A faithful copy of the entries is required, with no images in it.

[Data in this exercise — start]

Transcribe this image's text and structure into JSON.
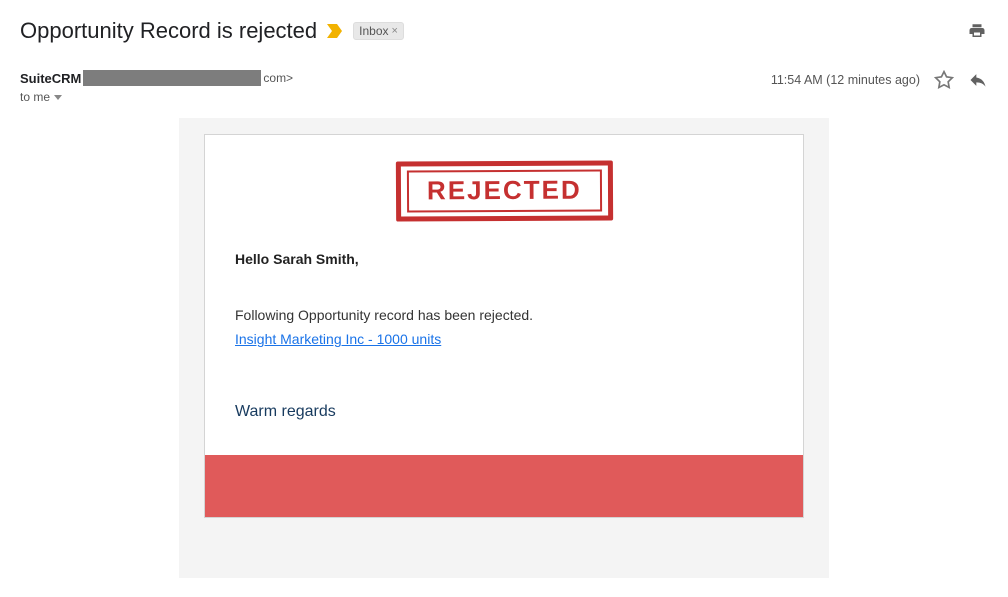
{
  "header": {
    "subject": "Opportunity Record is rejected",
    "inbox_label": "Inbox"
  },
  "meta": {
    "sender_name": "SuiteCRM",
    "sender_tail": "com>",
    "recipient_text": "to me",
    "timestamp": "11:54 AM (12 minutes ago)"
  },
  "email_body": {
    "stamp_text": "REJECTED",
    "greeting": "Hello Sarah Smith,",
    "message": "Following Opportunity record has been rejected.",
    "record_link_text": "Insight Marketing Inc - 1000 units",
    "signoff": "Warm regards"
  }
}
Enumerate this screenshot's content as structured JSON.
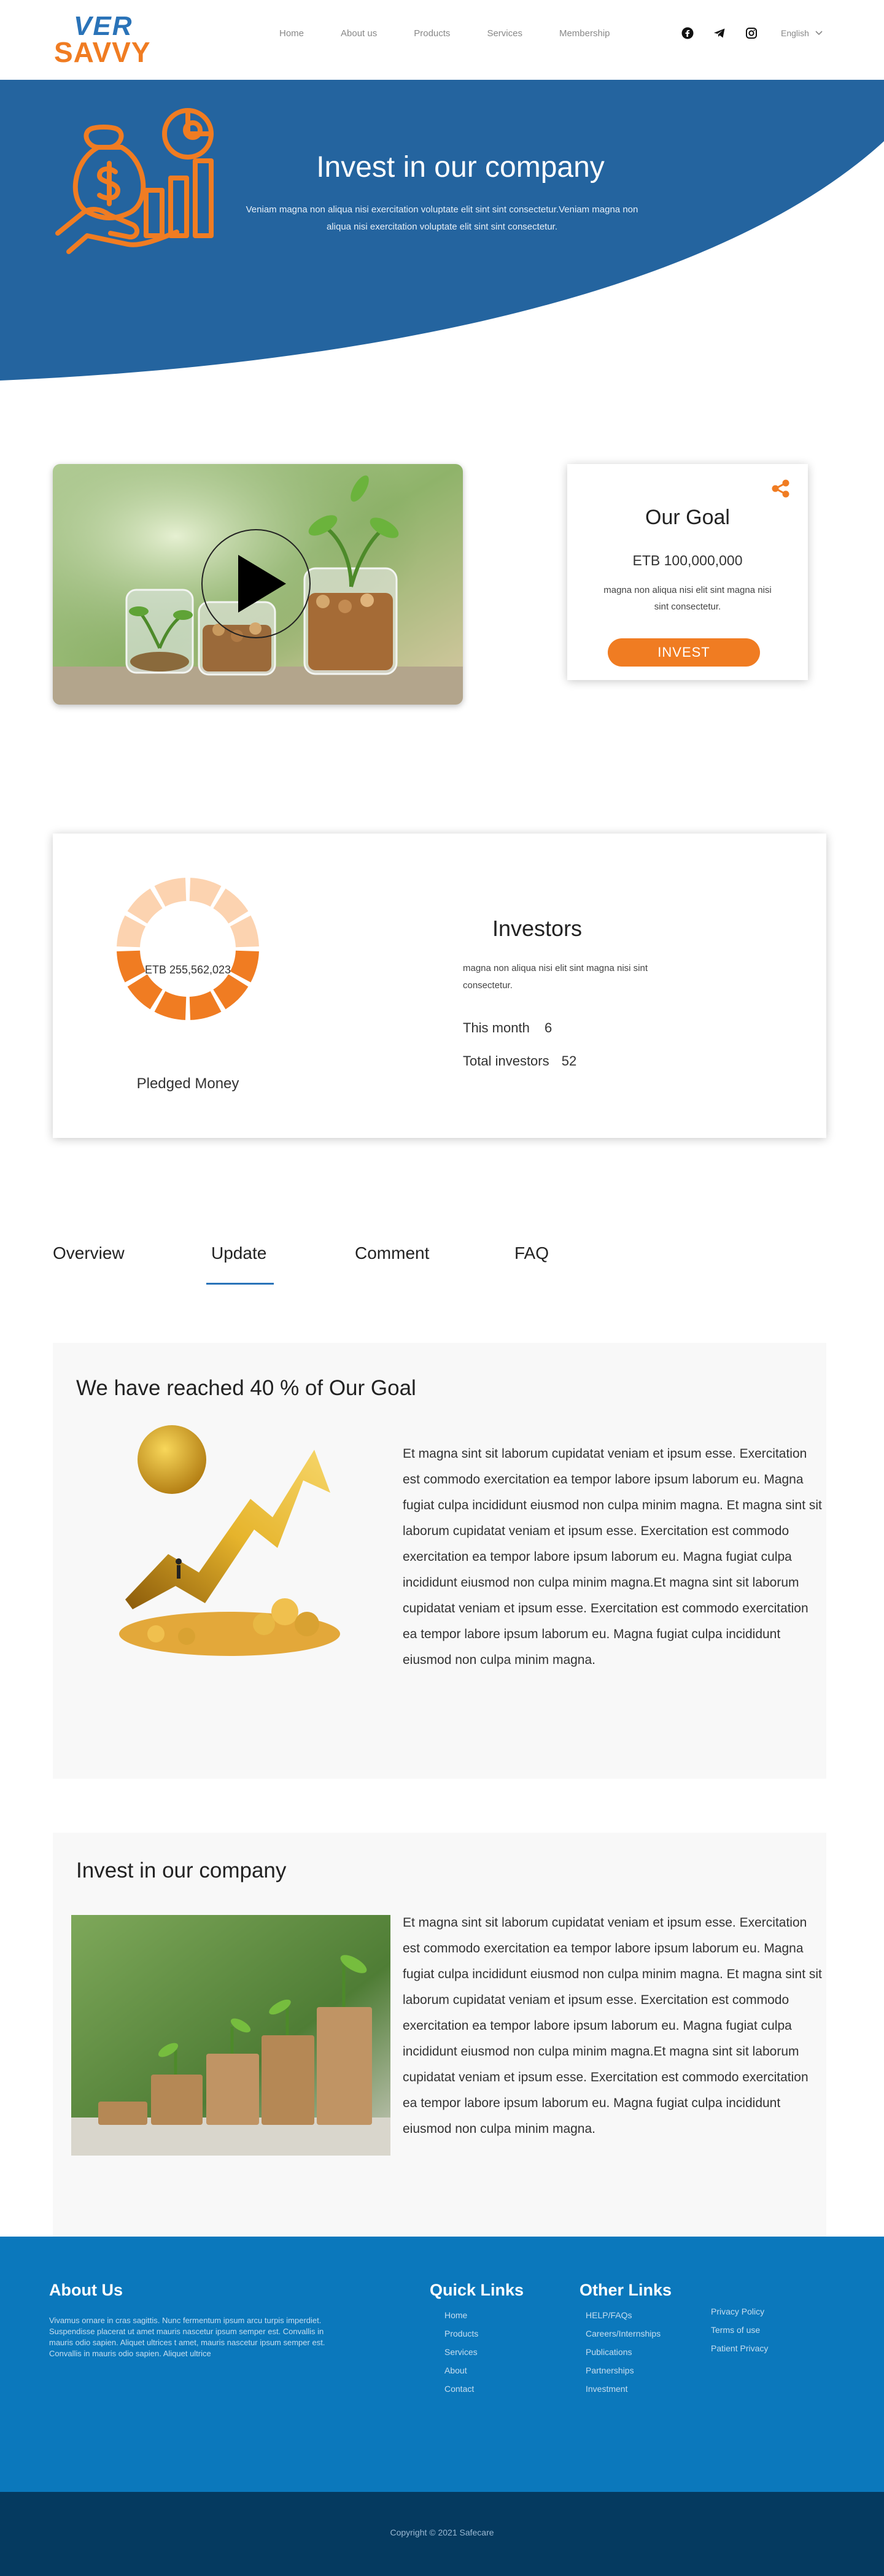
{
  "brand": {
    "line1": "VER",
    "line2": "SAVVY",
    "primary_color": "#2a73b8",
    "accent_color": "#f07c22"
  },
  "nav": {
    "items": [
      "Home",
      "About us",
      "Products",
      "Services",
      "Membership"
    ],
    "social_icons": [
      "facebook-icon",
      "telegram-icon",
      "instagram-icon"
    ],
    "language": "English"
  },
  "hero": {
    "title": "Invest in our company",
    "subtitle": "Veniam magna non aliqua nisi exercitation voluptate elit sint sint consectetur.Veniam magna non aliqua nisi exercitation voluptate elit sint sint consectetur.",
    "background_color": "#24649f"
  },
  "goal": {
    "title": "Our Goal",
    "amount": "ETB 100,000,000",
    "description": "magna non aliqua nisi  elit sint magna nisi sint consectetur.",
    "button": "INVEST"
  },
  "investors": {
    "donut_label": "ETB  255,562,023",
    "donut_segments_total": 12,
    "donut_segments_filled": 6,
    "pledged_label": "Pledged Money",
    "title": "Investors",
    "description": "magna non aliqua nisi  elit sint magna nisi sint consectetur.",
    "this_month_label": "This  month",
    "this_month_value": "6",
    "total_label": "Total investors",
    "total_value": "52"
  },
  "tabs": {
    "items": [
      "Overview",
      "Update",
      "Comment",
      "FAQ"
    ],
    "active": "Update"
  },
  "update": {
    "title": "We have reached  40 % of Our Goal",
    "body": "Et magna sint sit laborum cupidatat veniam et ipsum esse. Exercitation est commodo exercitation ea tempor labore ipsum laborum eu. Magna fugiat culpa incididunt eiusmod non culpa minim magna. Et magna sint sit laborum cupidatat veniam et ipsum esse. Exercitation est commodo exercitation ea tempor labore ipsum laborum eu. Magna fugiat culpa incididunt eiusmod non culpa minim magna.Et magna sint sit laborum cupidatat veniam et ipsum esse. Exercitation est commodo exercitation ea tempor labore ipsum laborum eu. Magna fugiat culpa incididunt eiusmod non culpa minim magna."
  },
  "invest_section": {
    "title": "Invest in our company",
    "body": "Et magna sint sit laborum cupidatat veniam et ipsum esse. Exercitation est commodo exercitation ea tempor labore ipsum laborum eu. Magna fugiat culpa incididunt eiusmod non culpa minim magna. Et magna sint sit laborum cupidatat veniam et ipsum esse. Exercitation est commodo exercitation ea tempor labore ipsum laborum eu. Magna fugiat culpa incididunt eiusmod non culpa minim magna.Et magna sint sit laborum cupidatat veniam et ipsum esse. Exercitation est commodo exercitation ea tempor labore ipsum laborum eu. Magna fugiat culpa incididunt eiusmod non culpa minim magna."
  },
  "footer": {
    "about_title": "About Us",
    "about_text": "Vivamus ornare in cras sagittis. Nunc fermentum ipsum arcu turpis imperdiet. Suspendisse placerat ut amet mauris nascetur ipsum semper est. Convallis in mauris odio sapien. Aliquet ultrices t amet, mauris nascetur ipsum semper est. Convallis in mauris odio sapien. Aliquet ultrice",
    "quick_title": "Quick Links",
    "quick_links": [
      "Home",
      "Products",
      "Services",
      "About",
      "Contact"
    ],
    "other_title": "Other Links",
    "other_links": [
      "HELP/FAQs",
      "Careers/Internships",
      "Publications",
      "Partnerships",
      "Investment"
    ],
    "policy_links": [
      "Privacy Policy",
      "Terms of use",
      "Patient Privacy"
    ],
    "copyright": "Copyright © 2021 Safecare"
  }
}
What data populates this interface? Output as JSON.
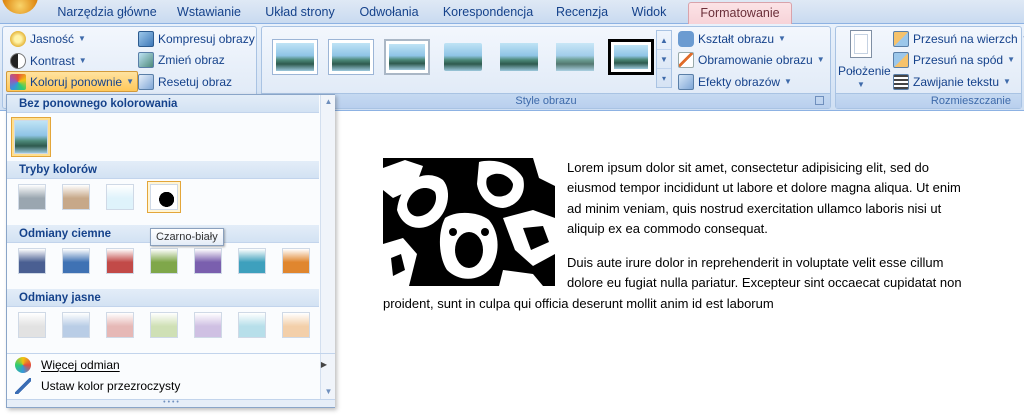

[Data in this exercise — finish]

Answer area:
Transcribe this image's text and structure into JSON.
{
  "header": {
    "subject": "Opportunity Record is rejected",
    "inbox_label": "Inbox"
  },
  "meta": {
    "sender_name": "SuiteCRM",
    "sender_tail": "com>",
    "recipient_text": "to me",
    "timestamp": "11:54 AM (12 minutes ago)"
  },
  "email_body": {
    "stamp_text": "REJECTED",
    "greeting": "Hello Sarah Smith,",
    "message": "Following Opportunity record has been rejected.",
    "record_link_text": "Insight Marketing Inc - 1000 units",
    "signoff": "Warm regards"
  }
}
Enumerate this screenshot's content as structured JSON.
{
  "brand": {
    "line1": "VER",
    "line2": "SAVVY",
    "primary_color": "#2a73b8",
    "accent_color": "#f07c22"
  },
  "nav": {
    "items": [
      "Home",
      "About us",
      "Products",
      "Services",
      "Membership"
    ],
    "social_icons": [
      "facebook-icon",
      "telegram-icon",
      "instagram-icon"
    ],
    "language": "English"
  },
  "hero": {
    "title": "Invest in our company",
    "subtitle": "Veniam magna non aliqua nisi exercitation voluptate elit sint sint consectetur.Veniam magna non aliqua nisi exercitation voluptate elit sint sint consectetur.",
    "background_color": "#24649f"
  },
  "goal": {
    "title": "Our Goal",
    "amount": "ETB 100,000,000",
    "description": "magna non aliqua nisi  elit sint magna nisi sint consectetur.",
    "button": "INVEST"
  },
  "investors": {
    "donut_label": "ETB  255,562,023",
    "donut_segments_total": 12,
    "donut_segments_filled": 6,
    "pledged_label": "Pledged Money",
    "title": "Investors",
    "description": "magna non aliqua nisi  elit sint magna nisi sint consectetur.",
    "this_month_label": "This  month",
    "this_month_value": "6",
    "total_label": "Total investors",
    "total_value": "52"
  },
  "tabs": {
    "items": [
      "Overview",
      "Update",
      "Comment",
      "FAQ"
    ],
    "active": "Update"
  },
  "update": {
    "title": "We have reached  40 % of Our Goal",
    "body": "Et magna sint sit laborum cupidatat veniam et ipsum esse. Exercitation est commodo exercitation ea tempor labore ipsum laborum eu. Magna fugiat culpa incididunt eiusmod non culpa minim magna. Et magna sint sit laborum cupidatat veniam et ipsum esse. Exercitation est commodo exercitation ea tempor labore ipsum laborum eu. Magna fugiat culpa incididunt eiusmod non culpa minim magna.Et magna sint sit laborum cupidatat veniam et ipsum esse. Exercitation est commodo exercitation ea tempor labore ipsum laborum eu. Magna fugiat culpa incididunt eiusmod non culpa minim magna."
  },
  "invest_section": {
    "title": "Invest in our company",
    "body": "Et magna sint sit laborum cupidatat veniam et ipsum esse. Exercitation est commodo exercitation ea tempor labore ipsum laborum eu. Magna fugiat culpa incididunt eiusmod non culpa minim magna. Et magna sint sit laborum cupidatat veniam et ipsum esse. Exercitation est commodo exercitation ea tempor labore ipsum laborum eu. Magna fugiat culpa incididunt eiusmod non culpa minim magna.Et magna sint sit laborum cupidatat veniam et ipsum esse. Exercitation est commodo exercitation ea tempor labore ipsum laborum eu. Magna fugiat culpa incididunt eiusmod non culpa minim magna."
  },
  "footer": {
    "about_title": "About Us",
    "about_text": "Vivamus ornare in cras sagittis. Nunc fermentum ipsum arcu turpis imperdiet. Suspendisse placerat ut amet mauris nascetur ipsum semper est. Convallis in mauris odio sapien. Aliquet ultrices t amet, mauris nascetur ipsum semper est. Convallis in mauris odio sapien. Aliquet ultrice",
    "quick_title": "Quick Links",
    "quick_links": [
      "Home",
      "Products",
      "Services",
      "About",
      "Contact"
    ],
    "other_title": "Other Links",
    "other_links": [
      "HELP/FAQs",
      "Careers/Internships",
      "Publications",
      "Partnerships",
      "Investment"
    ],
    "policy_links": [
      "Privacy Policy",
      "Terms of use",
      "Patient Privacy"
    ],
    "copyright": "Copyright © 2021 Safecare"
  }
}
What data populates this interface? Output as JSON.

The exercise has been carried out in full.